As I’ve discussed previously on Sciencebase, there are countless latent diseases in hosts as rodents, birds, and cattle lying ready and willing to make the species leap to humans and decimate our populations. Whereas for the last ten years or so bird flu has been the focus of much research it was always more likely that a potentially lethal strain of virus would emerge from another species and not necessarily in Asia.
President Obama used the swine flu outbreak to bring attention to the need for more and better scientific research, as it is a ‘key element of the nation’s security’. He told the New York Times:
“Science is more essential for our prosperity, our security, our health, our environment and our quality of life than it has ever been before,” Mr. Obama said. “If there was ever a day that reminded us of our shared stake in science and research, it is today.”
Gawker called BS on swine flu:
Quickly, don your paper masks! Stay indoors! The dirty Mexican pig influenza is here, to sicken you! Wocka wocka. Did you know that America had another swine flu panic, in 1976? Let’s reminisce, and laugh.
Politico pointed out that the Obama administration is heading into its first public health outbreak without a chief public health official or appointees in many key positions.
The Service Employees International Union has launched an online petition criticizing Republicans for delaying the confirmation of a Health and Human Services secretary in the face of a swine flu outbreak. The union accuses Senate Republicans of delaying the confirmation of nominee Kathleen Sebelius to “curry favor with extremist outside groups” and depriving the department of leadership as the nation confronts a potential flu pandemic.
I looked at a couple of theories about pandemics from top economic mindsover on Bizzia.
In a 2005 report for the World Bank, Milan Brahmbhatt looked at the socio-economic impacts of avian flu. Bird, swine, it’s all the same. While Brahmbhatt’s report addresses a lot of issues specific to avian flu, he also includes plenty the non-poultry industry analysis of a worldwide flu pandemic.

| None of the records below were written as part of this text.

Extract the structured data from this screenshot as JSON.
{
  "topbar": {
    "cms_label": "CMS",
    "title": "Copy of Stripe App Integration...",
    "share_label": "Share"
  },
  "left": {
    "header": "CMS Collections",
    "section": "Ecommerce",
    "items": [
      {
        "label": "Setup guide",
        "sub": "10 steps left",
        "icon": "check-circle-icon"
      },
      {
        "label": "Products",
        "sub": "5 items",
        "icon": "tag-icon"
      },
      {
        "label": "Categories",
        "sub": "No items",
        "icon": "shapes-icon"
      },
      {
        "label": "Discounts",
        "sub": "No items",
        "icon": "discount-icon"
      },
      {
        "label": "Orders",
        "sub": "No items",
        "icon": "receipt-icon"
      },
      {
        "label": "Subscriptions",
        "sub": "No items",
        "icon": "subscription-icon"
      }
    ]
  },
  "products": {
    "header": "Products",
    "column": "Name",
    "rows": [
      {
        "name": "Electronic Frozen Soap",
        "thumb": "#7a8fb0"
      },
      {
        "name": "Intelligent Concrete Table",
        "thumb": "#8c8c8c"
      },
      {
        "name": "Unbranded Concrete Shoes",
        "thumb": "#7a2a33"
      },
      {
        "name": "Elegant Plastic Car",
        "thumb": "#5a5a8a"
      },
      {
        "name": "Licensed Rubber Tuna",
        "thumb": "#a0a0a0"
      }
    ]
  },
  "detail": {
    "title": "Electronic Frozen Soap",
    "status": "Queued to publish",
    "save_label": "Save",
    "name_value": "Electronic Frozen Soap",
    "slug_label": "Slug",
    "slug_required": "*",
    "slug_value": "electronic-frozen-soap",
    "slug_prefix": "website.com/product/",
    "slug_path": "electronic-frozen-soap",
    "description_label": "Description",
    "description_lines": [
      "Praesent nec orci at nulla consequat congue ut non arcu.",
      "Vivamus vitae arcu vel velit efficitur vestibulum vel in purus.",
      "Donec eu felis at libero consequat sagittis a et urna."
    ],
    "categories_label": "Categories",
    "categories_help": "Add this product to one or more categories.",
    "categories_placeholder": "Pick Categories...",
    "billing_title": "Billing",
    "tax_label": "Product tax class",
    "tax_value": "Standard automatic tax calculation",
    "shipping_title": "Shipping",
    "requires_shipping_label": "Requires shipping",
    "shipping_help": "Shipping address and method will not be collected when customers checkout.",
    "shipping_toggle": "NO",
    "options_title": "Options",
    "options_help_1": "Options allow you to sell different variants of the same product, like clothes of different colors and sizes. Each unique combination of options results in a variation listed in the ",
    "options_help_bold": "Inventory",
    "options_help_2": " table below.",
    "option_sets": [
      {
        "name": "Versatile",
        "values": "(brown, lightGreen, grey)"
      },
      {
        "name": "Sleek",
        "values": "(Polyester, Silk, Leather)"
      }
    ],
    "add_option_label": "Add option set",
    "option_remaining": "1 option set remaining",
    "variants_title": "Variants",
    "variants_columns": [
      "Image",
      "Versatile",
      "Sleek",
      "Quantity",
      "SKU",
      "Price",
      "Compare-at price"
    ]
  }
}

And what would we do without Google? Track the damage with the interactive swine flu map. The good news: so far Alaska’s still safe!